Isolates of citrus tristeza virus (CTV) differ widely in their biological properties. These properties may depend on the structure of viral RNA populations comprising the different isolates. As a first approach to study the molecular basis of the biological variability, we have compared the sequences of multiple cDNA clones of the two terminal regions of the RNA from different CTV isolates. The polymorphism of the 5′ untranslated region (UTR) allowed the classification of the sequences into three groups, with intragroup sequence identity higher than 88% and intergroup sequence identity as low as 44%. The variability of an open reading frame (ORF) 1a segment adjacent to the 5′ UTR supports the same grouping. Some CTV isolates contained sequences of more than one group.
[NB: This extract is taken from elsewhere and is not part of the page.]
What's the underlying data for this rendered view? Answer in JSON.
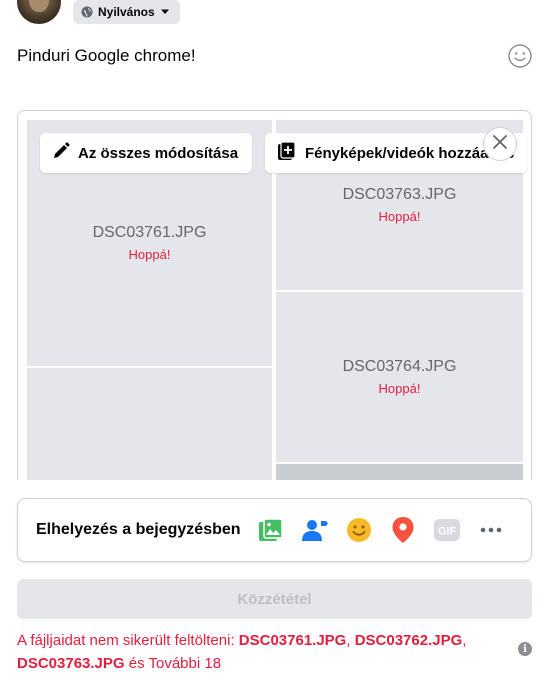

Most sequences from Spanish isolates belonged to group III, whereas a Japanese isolate was composed mostly of sequences of groups I and II. The mildest isolates contained only sequences of group III, whereas the most severe isolates also contained sequences of groups I, II, or both. The most stable secondary structure predicted for the 5′ UTR was composed of two stem-loops and remained essentially unchanged as a result of compensatory mutations in the stems and accommodation of most of the variability in the loops. In contrast to the 5′-terminal region, the variability of the 3′-terminal region of CTV RNA was very much restricted, with nucleotide identity values higher than 90%. The presence of a conserved putative “zinc-finger” domain adjacent to a basic region in p23, the predicted product of ORF 11, suggests that this protein might act as a regulatory factor during virus replication.

© 1998 The American Phytopathological Society